I have cerebral palsy (CP) and the assumption that I couldn’t take part in sport while growing up was one I was happy to embrace because I hate physical exercise.
So imagine my frustration when Paralympics 2012 came to London and disabled people the world over seemed to be getting sporty. Every other taxi driver would ask me if I was going to take up sprinting.
Though the Paralympics loomed large, it turns out I am not the only disabled person who dislikes taking part in sport. According to new research by Scope, although most disabled people think the London Paralympics showed they can achieve great things, only 5% of them were actually inspired to do more exercise or sport after the games.
The thing about having CP is that I never had to think about keeping fit very much. The way I walk is exhausting, and has always been a workout in itself. As a result, I have spent most of my life being very thin without even trying. For people with CP, this isn’t uncommon: there was even a Facebook group called Why Diet When You Can Have Cerebral Palsy? where we’d share our outrageously decadent calorific dinner plans and then laugh about how we planned to burn it all off tomorrow, simply by walking a bit.
But I had to leave that Facebook group because, unexpectedly, I got fat.

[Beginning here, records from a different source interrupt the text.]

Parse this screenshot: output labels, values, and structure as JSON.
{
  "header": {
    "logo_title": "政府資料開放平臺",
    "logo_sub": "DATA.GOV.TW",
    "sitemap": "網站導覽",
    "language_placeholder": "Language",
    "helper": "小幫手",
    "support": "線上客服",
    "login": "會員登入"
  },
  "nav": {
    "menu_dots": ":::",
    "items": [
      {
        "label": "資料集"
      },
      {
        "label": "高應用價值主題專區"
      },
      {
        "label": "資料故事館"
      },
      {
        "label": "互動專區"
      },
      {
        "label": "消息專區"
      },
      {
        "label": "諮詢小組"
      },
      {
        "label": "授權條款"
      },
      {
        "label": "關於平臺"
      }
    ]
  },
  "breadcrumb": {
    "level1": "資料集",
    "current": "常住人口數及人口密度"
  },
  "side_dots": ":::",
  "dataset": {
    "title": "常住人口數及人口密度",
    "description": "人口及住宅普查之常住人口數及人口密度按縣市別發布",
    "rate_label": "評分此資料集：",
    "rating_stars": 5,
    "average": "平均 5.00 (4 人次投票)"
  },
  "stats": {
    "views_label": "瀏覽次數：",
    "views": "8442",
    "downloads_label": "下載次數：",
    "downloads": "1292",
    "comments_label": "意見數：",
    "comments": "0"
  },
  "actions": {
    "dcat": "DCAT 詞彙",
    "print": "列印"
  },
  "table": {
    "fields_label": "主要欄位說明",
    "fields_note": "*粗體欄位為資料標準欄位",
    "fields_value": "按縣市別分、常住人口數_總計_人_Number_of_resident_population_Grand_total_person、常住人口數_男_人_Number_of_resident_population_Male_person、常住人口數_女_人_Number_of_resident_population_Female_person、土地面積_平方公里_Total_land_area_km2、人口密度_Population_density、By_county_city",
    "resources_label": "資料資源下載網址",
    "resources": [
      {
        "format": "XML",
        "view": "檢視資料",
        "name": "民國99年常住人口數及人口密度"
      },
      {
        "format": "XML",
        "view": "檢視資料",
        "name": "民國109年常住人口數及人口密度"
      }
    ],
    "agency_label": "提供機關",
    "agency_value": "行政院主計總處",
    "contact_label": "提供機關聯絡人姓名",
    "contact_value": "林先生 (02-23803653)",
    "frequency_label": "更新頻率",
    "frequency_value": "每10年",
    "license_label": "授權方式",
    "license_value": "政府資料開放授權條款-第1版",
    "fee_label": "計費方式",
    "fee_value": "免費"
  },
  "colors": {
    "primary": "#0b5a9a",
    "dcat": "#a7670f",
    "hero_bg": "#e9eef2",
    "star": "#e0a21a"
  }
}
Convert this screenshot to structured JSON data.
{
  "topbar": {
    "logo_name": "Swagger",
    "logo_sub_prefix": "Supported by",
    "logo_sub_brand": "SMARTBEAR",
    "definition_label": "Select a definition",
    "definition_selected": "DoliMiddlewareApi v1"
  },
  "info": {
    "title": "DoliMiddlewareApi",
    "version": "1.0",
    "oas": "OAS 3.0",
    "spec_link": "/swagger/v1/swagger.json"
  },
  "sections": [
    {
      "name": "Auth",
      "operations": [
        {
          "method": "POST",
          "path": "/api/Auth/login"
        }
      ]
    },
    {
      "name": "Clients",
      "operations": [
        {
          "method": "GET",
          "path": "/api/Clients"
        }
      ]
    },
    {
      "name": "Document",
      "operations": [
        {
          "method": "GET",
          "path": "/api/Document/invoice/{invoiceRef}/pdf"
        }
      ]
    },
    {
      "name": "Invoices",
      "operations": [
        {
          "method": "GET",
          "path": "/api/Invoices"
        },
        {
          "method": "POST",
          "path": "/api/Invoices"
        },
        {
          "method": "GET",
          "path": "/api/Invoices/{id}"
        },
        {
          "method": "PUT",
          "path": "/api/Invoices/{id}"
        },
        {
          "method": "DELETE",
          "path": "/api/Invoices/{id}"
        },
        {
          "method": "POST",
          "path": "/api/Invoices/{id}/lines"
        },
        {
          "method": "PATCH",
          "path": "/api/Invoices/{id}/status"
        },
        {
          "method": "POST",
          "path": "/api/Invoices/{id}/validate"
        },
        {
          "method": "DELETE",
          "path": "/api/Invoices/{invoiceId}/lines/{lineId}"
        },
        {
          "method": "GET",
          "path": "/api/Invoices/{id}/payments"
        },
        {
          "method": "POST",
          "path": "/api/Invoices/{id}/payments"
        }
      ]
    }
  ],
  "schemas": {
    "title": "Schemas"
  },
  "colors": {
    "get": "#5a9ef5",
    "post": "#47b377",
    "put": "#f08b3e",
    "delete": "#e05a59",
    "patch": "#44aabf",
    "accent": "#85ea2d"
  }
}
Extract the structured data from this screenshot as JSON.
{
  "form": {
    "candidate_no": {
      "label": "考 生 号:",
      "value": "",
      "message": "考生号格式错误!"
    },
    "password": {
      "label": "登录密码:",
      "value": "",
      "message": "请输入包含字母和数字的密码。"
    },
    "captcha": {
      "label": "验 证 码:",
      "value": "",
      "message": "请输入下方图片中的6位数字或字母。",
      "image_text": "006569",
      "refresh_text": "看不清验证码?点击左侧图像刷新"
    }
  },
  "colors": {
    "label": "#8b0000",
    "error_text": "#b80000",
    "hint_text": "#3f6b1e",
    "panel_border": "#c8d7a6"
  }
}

In what I now know is a pattern common to people who share my disability, as I hit my thirties, I became less mobile. This meant I did less of my characteristic strenuous walking and put on significant weight for the first time. “Oh yes,” said every medical professional I encountered, “this is what happens with CP as you approach middle-age.” Great.
So, now I have to watch what I eat and also do exercise.
But this change in my attitude isn’t just vanity, I need to shed the extra weight so I can improve my mobility.
I knew that I had to do something physically challenging … but what?
A physiotherapist once recommended I join a gym and I laughed at her because, well, gyms aren’t for me. People tend to stare when you have a disability, and I need to feel comfortable if I’m going to work out.
“I hate the gym,” agrees John Dickinson-Lilley, one of Britain’s top blind male ski racers. “I have a utilitarian approach to fitness. I have to go to the gym so that I can ski.” He’s comfortable in the gym he’s been attending for the last five years, but he stopped taking his guide dog or cane because of the attention it attracted.
Although it’s a necessary evil, I felt nervous about approaching the gym for the first time in my life, especially when I couldn’t move as well as I am used to.
Kris Saunders-Stowe, a wheelchair user and qualified fitness instructor tells me that I am not alone in feeling intimidated by a typical gym environment. “Centres don’t always help,” he says. “There is a lot of ignorance. They need to understand the disabled community more.”
Kris met prejudice when taking his instructor qualifications. One tutor told him he should be in “the special class” but it didn’t put him off. He believes attitudes are beginning to change, and, in an attempt to fill the gap, he now runs fitness classes for disabled people in Herefordshire. “Legs aren’t necessary to keep fit,” he says. He took mainstream fitness qualifications, and went on to specialise in working with disabled people. He’s about to release an exercise DVD for people with disabilities. The routine is energetic, but assumes the participant is sitting down.
Crucially, Kris says, the kind of fitness he promotes isn’t about winning medals. “People assume you want to be a paralympian, but it isn’t about becoming a big sports person.” For disabled people, the goals can be more modest, but life-changing, he says. “Forget fitness, some people just want to be able to lift their mug.”